The RX-Vision wowed the crowds when it was originally unveiled in late 2015 at the Tokyo Motor Show. At that time, it was described as being a "vision of the future that Mazda hopes to one day make into reality." More than seven years later, that future still hasn't arrived, even though the Zoom-Zoom company has revived the rotary engine. Rather than being used in a sports car, it serves as a range extender for the MX-30 e-Skyactiv R-EV.
While Mazda is still dreaming of a rotary-powered performance vehicle, you can now buy the stunning RX-Vision in Japan as a 1:18 scale model. It costs 69,500 yen or about $535 at current exchange rates. The resin-made toy is 37 centimeters (14.5 inches) long, 20.5 cm (8 in) wide, and 14.5 cm (5.7 in) tall. You might want to hurry up and buy one since only 30 units will be sold and Mazda hasn't made up its mind whether it will sell another batch.
Mazda RX-Vision scale model

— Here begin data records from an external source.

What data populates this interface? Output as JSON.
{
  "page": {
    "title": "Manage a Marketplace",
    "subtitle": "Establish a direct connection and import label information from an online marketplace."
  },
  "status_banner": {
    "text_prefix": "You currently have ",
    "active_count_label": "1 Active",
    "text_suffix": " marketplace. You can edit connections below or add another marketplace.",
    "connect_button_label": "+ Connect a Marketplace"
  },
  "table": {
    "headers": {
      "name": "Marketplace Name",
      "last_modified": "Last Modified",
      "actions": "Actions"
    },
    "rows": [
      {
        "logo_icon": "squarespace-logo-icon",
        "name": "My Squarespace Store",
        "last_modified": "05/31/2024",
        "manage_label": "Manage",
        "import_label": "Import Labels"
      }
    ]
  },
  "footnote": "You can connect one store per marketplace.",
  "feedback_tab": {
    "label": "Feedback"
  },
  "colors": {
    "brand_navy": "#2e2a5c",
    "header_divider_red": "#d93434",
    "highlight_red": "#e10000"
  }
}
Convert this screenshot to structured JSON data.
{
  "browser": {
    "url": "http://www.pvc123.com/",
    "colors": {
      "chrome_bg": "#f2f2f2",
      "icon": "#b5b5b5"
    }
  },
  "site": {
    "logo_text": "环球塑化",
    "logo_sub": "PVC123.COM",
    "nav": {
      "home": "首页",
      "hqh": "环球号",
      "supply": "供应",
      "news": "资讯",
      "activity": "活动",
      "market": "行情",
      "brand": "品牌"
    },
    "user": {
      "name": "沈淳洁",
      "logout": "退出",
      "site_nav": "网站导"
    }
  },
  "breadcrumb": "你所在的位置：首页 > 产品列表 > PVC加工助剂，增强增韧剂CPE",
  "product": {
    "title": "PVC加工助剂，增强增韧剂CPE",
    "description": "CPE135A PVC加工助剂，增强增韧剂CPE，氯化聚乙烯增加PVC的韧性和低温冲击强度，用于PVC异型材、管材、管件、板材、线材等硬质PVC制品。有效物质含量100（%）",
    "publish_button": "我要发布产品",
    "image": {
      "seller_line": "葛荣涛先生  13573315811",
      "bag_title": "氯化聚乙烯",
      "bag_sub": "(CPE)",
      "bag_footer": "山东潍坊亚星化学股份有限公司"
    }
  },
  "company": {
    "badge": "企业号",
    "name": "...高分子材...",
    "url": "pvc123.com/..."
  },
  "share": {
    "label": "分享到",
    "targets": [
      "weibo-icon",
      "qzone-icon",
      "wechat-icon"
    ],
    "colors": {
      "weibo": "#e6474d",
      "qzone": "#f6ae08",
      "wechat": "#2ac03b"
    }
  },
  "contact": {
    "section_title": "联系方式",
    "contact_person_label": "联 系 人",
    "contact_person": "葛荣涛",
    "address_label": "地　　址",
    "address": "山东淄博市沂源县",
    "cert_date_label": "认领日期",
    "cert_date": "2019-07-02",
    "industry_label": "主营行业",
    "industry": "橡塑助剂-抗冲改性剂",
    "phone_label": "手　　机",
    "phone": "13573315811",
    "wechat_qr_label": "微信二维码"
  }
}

The most recent Vision-badged concept car from Mazda was also conceived with performance in mind. Shown in November 2022, the Vision Study Concept portrayed a sleek coupe that may or may not preview the next-generation MX-5 Miata. Officially, it "demonstrates the brand's commitment to enjoyable cars." Hopefully, it will materialize into an actual sports car rather than remaining a one-off like the RX-Vision.
Technically, the 2015 RX-Vision was not unique since it spawned a GT3 version that went on to join Gran Turismo. The last time when Mazda sold a rotary-powered sports car was in 2012 when the Japan-only Spirit R special edition ended its production run of 1,000 units. A spiritual successor remains unlikely, but the company has shown its commitment to the rotary engine by bringing it back for the plug-in hybrid MX-30.